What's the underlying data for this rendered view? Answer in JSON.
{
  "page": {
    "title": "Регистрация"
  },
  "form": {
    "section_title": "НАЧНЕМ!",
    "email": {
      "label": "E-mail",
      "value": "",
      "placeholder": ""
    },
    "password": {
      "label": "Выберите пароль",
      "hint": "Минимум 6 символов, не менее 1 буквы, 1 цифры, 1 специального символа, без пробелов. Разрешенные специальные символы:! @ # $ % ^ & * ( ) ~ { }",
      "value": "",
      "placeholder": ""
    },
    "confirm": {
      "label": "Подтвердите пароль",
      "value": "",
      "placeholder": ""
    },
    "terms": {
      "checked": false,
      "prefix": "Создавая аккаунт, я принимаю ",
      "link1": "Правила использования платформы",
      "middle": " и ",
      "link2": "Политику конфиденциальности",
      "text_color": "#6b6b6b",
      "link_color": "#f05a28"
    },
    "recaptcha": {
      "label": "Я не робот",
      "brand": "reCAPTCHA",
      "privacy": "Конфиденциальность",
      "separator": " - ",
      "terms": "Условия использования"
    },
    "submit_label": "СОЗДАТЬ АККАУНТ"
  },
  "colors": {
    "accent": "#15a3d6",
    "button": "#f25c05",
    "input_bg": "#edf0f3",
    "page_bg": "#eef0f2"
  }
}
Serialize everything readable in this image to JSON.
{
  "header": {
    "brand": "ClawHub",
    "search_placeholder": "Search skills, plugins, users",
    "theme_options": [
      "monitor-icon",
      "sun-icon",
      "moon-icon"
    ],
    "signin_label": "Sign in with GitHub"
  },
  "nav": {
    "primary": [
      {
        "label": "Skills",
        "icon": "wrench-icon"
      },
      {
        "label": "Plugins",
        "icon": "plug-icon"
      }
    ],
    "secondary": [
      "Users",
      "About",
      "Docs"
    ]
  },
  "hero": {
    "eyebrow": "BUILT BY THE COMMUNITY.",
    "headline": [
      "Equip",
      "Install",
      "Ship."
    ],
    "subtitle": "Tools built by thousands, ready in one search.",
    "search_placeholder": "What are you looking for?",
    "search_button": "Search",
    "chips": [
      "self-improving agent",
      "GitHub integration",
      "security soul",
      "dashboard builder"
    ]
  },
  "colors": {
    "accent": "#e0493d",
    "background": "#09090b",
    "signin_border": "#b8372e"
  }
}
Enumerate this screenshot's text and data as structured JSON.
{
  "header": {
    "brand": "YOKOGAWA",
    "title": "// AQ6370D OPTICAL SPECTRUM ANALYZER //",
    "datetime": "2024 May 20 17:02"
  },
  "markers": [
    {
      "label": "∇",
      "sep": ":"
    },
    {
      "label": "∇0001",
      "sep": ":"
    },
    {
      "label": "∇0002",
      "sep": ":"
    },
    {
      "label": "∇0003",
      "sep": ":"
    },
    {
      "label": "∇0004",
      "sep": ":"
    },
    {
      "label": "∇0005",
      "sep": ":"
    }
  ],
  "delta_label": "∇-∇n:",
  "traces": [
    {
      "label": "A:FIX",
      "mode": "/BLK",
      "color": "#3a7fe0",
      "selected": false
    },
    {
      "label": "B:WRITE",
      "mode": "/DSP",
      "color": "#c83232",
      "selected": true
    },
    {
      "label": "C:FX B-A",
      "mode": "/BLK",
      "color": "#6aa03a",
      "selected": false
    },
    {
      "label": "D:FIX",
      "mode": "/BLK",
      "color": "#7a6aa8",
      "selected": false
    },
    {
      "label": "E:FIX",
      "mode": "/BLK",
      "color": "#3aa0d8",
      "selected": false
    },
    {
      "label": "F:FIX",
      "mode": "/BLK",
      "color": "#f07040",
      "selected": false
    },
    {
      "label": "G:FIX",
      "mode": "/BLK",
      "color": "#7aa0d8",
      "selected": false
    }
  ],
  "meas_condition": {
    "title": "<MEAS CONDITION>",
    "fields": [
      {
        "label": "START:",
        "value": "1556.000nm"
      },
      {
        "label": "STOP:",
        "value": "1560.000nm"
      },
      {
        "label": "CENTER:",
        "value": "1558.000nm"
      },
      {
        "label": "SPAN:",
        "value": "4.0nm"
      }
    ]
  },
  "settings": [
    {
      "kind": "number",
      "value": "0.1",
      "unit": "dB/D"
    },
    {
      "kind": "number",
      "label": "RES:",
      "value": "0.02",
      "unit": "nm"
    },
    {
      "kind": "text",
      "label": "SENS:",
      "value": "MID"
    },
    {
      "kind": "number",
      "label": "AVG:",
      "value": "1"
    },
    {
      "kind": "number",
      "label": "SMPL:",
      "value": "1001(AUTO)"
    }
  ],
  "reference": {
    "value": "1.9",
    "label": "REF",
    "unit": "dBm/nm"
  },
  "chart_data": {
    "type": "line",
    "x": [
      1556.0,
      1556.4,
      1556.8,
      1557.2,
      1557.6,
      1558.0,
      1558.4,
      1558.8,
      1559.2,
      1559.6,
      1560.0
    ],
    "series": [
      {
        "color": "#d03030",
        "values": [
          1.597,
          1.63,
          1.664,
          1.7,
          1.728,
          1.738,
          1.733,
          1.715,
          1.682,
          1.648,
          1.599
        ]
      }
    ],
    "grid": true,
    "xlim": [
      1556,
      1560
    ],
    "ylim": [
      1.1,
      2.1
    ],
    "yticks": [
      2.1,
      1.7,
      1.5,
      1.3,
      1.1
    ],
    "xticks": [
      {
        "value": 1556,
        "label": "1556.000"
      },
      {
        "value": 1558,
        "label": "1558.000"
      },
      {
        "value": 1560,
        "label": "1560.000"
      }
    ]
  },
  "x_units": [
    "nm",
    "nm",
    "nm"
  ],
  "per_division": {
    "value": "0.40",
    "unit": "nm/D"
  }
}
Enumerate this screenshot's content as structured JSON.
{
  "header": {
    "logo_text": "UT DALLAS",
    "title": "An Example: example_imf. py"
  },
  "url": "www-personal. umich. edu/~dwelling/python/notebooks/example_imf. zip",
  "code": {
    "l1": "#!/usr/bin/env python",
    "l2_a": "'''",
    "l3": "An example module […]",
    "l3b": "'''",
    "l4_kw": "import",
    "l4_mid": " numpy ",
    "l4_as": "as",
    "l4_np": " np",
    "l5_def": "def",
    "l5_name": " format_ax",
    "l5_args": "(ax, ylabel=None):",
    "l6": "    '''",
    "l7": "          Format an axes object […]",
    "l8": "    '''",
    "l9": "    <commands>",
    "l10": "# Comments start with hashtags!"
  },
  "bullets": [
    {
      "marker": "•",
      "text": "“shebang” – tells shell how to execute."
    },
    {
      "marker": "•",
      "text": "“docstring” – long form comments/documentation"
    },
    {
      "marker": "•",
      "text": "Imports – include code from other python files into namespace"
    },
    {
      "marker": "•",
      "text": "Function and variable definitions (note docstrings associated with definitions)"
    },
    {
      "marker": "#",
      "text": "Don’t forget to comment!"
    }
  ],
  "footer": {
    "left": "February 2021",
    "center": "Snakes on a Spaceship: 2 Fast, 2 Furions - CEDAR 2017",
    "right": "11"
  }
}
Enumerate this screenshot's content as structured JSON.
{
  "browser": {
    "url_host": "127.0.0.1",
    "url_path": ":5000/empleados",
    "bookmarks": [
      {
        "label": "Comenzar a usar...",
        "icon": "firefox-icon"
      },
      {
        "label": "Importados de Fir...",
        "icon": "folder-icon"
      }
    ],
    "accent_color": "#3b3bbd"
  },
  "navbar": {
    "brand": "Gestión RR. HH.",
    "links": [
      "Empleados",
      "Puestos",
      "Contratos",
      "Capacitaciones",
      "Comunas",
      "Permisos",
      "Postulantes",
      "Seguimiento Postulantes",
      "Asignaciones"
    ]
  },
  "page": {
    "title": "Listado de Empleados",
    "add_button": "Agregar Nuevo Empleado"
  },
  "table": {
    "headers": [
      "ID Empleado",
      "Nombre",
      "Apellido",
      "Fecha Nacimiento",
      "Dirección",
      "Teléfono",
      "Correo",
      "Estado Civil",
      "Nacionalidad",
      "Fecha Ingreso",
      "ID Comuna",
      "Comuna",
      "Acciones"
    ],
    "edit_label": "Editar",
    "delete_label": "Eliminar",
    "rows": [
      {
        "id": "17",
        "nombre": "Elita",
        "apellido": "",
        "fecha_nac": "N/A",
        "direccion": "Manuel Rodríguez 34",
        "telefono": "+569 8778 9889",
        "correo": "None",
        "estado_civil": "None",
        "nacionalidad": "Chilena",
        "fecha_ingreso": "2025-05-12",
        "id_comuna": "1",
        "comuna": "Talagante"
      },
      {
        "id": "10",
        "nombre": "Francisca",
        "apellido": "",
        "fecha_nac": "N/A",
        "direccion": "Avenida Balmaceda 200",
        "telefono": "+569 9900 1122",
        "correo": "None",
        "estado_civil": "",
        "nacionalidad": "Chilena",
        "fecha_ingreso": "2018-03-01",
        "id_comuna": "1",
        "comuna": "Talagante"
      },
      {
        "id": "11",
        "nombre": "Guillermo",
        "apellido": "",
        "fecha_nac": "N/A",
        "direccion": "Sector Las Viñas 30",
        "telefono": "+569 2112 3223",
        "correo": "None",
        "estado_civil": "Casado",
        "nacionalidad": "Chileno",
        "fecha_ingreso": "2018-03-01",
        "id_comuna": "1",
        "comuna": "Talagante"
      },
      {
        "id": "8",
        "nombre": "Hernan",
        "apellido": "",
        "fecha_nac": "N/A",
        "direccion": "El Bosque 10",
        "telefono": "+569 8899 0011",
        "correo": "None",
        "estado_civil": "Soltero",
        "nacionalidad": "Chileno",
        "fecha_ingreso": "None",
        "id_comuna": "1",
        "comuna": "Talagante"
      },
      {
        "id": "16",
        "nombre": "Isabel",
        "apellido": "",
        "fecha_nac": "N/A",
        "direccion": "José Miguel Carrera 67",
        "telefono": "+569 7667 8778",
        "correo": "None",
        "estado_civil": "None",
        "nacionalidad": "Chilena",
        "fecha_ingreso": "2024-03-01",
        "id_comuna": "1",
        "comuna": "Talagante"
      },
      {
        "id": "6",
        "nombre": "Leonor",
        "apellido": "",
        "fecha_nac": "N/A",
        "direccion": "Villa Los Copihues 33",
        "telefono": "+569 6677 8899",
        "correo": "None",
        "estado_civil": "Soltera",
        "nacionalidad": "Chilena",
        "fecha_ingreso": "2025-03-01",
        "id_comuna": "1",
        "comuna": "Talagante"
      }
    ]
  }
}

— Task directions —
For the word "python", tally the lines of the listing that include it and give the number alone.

— Finished task —
3